Updated: Tuesday, March 4 2014, 03:07 PM EST
Fairport, N.Y. - The moment Philip Seymour Hoffman took stage at Fairport High School those around him knew he had a gift.
His English teacher John Baynes knew there was something special about Hoffman early on.
“He was a dynamic presence in the classroom he would look at what we were reading or he would look at my behavior as the teacher and cut through and see what was going on underneath. I remember one day I said, ‘what’s with the face Hoffman?’ he’s giving me this quizzical face and he said, ‘I’ve just been watching you manipulate everything for the whole period,’” said Baynes. “I’ve never had a student make me feel so naked the way he did because his intelligence when it came to the human condition was off the charts.”

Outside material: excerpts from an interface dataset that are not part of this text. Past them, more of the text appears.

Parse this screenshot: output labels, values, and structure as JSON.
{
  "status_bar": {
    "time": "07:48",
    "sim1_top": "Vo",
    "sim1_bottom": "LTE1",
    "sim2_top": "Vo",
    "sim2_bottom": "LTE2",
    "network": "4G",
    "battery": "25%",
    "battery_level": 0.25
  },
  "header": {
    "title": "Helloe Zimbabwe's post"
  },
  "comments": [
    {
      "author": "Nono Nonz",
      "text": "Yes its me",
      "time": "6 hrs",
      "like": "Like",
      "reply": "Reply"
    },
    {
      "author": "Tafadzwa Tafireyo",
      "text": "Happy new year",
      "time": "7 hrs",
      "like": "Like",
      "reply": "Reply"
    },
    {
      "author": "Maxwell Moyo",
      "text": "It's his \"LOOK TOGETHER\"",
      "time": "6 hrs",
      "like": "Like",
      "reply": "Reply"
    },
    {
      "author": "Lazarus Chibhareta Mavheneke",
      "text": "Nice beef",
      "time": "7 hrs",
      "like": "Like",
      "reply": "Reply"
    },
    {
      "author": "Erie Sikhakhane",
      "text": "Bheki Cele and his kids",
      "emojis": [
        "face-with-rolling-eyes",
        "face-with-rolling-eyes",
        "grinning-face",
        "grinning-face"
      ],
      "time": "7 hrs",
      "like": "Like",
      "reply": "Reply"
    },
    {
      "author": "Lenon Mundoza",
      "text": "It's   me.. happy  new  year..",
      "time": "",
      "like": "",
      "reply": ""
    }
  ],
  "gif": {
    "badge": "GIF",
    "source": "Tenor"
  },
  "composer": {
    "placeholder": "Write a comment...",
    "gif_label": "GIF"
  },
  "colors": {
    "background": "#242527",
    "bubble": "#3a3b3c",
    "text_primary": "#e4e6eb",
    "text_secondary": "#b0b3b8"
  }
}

Hoffman’s understanding of the human condition was seen on stage and on screen.
“Every single film that he is in you don't recognize him, you don't see him, you see the character,” said Michael Arve, who met Hoffman when he was 17. Arve was stage manager at the Shipping Dock Theater in Rochester.
“I think he's certainly the greatest character actor of his generation and probably the top three or four of all time,” said Jack Garner, film critic and columnist.
Through all the fame Hoffman was still humble. He returned to his hometown, Fairport, N.Y. to meet with students.
“He was able to get back to the school and do some workshops with the kids, we really thought a lot of him and he thought a lot of Fairport,” said Fairport School District Superintendent Bill Cala. “It's really quite a loss for Fairport.”
News of Hoffman’s death is a loss for many – those who loved his work and for those who knew him.
“His death doesn't define him at all,” said Baynes. “Not for me and not for the world. I would think his life defines his life, he'll always be that gifted actor yes, but always that humble and generous man to me.”